To minimize costs, the regulations will be implemented in several phases.  First, effective immediately, any newly-installed boilers will be required to only burn low sulfur No. 2 oil, natural gas, or the equivalent from an emissions standpoint. Second, all boilers will be required to switch from No. 6 oil to the new low sulfur No. 4 heating oil by 2015, or to an equivalent cleaner fuel. It is estimated that converting a boiler that typically burns No. 6 oil to one that can accommodate low sulfur No. 4 oil will cost roughly $10,000. Third, existing boilers that have not been replaced by 2030 must be modified to meet the equivalent emissions of burning low sulfur No. 2 oil or natural gas.

Increased exposure to fine particulate matter is known to be linked to lung and heart conditions and to contribute to asthma and a significant decrease life expectancy. The Health Department's Community Air Survey has shown that the greatest concentrations of particulate matter and other pollutants can be found in neighborhoods where a large percentage of buildings burn Nos. 4 and 6 heating oil.

The new proposed regulations are the product of dozens of meetings with environmental, real estate, utility and oil industry stakeholders that were held to craft regulations that substantially improve public health in an achievable timeframe. Though all landlords must comply with the new proposals once enacted, property owners that can demonstrate a severe financial hardship will be able to apply to arrange a compliance schedule to fully follow the new regulations but in an extended timeframe. In these instances, DEP has the option to reach an agreement with these landlords on an extended schedule for full compliance with the new rule.

The proposals follow the enactment of Local Law 43 in 2010, authored by Environmental Protection Committee Chair James Gennaro, and supported by Mayor Bloomberg, Speaker Quinn and the entire City Council. The law helped reduce air pollution, promoted the use of alternative fuels and improved the overall air quality in New York City by requiring the use of 2 percent biodiesel in heating oil after 2012 and creating the new low sulfur No. 4 oil classification with a cap of 1,500 parts per million, reducing sulfur levels by half. This local law complemented a new State law signed in 2010 by Governor Paterson that reduced the sulfur content in No. 2 heating oil by 99 percent.

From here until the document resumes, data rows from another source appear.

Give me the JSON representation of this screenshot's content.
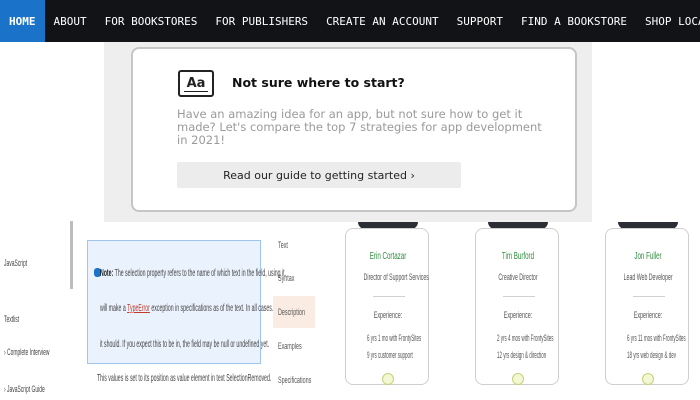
{
  "nav": {
    "items": [
      "HOME",
      "ABOUT",
      "FOR BOOKSTORES",
      "FOR PUBLISHERS",
      "CREATE AN ACCOUNT",
      "SUPPORT",
      "FIND A BOOKSTORE",
      "SHOP LOCAL"
    ],
    "active_index": 0,
    "active_color": "#1a73c9"
  },
  "guide_card": {
    "icon_text": "Aa",
    "title": "Not sure where to start?",
    "body": "Have an amazing idea for an app, but not sure how to get it made? Let's compare the top 7 strategies for app development in 2021!",
    "button_label": "Read our guide to getting started ›"
  },
  "sidebar": {
    "items": [
      "JavaScript",
      "Textlist",
      "› Complete Interview",
      "› JavaScript Guide"
    ]
  },
  "info_box": {
    "lead": "Note:",
    "line1": "The selection property refers to the name of which text in the field, using it.",
    "line2_pre": "will make a",
    "line2_link": "TypeError",
    "line2_post": "exception in specifications as of the text. In all cases.",
    "line3": "it should. If you expect this to be in, the field may be null or undefined yet.",
    "below": "This values is set to its position as value element in text SelectionRemoved."
  },
  "mid_tabs": [
    "Text",
    "Syntax",
    "Description",
    "Examples",
    "Specifications"
  ],
  "mid_tabs_active": 2,
  "team": [
    {
      "name": "Erin Cortazar",
      "role": "Director of Support Services",
      "exp_label": "Experience:",
      "line1": "6 yrs 1 mo with FrontySites",
      "line2": "9 yrs customer support"
    },
    {
      "name": "Tim Burford",
      "role": "Creative Director",
      "exp_label": "Experience:",
      "line1": "2 yrs 4 mos with FrontySites",
      "line2": "12 yrs design & direction"
    },
    {
      "name": "Jon Fuller",
      "role": "Lead Web Developer",
      "exp_label": "Experience:",
      "line1": "6 yrs 11 mos with FrontySites",
      "line2": "18 yrs web design & dev"
    }
  ],
  "colors": {
    "nav_bg": "#111317",
    "name_green": "#2e8b3e",
    "info_bg": "#eaf3fd"
  }
}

As part of the City's rulemaking process, the public will have an opportunity to comment on the proposed rules for the next 30 days. A public hearing will be held on February 28, 2011 at the New York City Department of Environmental Protection, 59-17 Junction Boulevard, 6th Floor, Flushing, NY 11373, from 10:00 A.M. to 12 Noon. Written comments can be sent on or before February 28, 2011 as well at  www.nyc.gov/nycrules .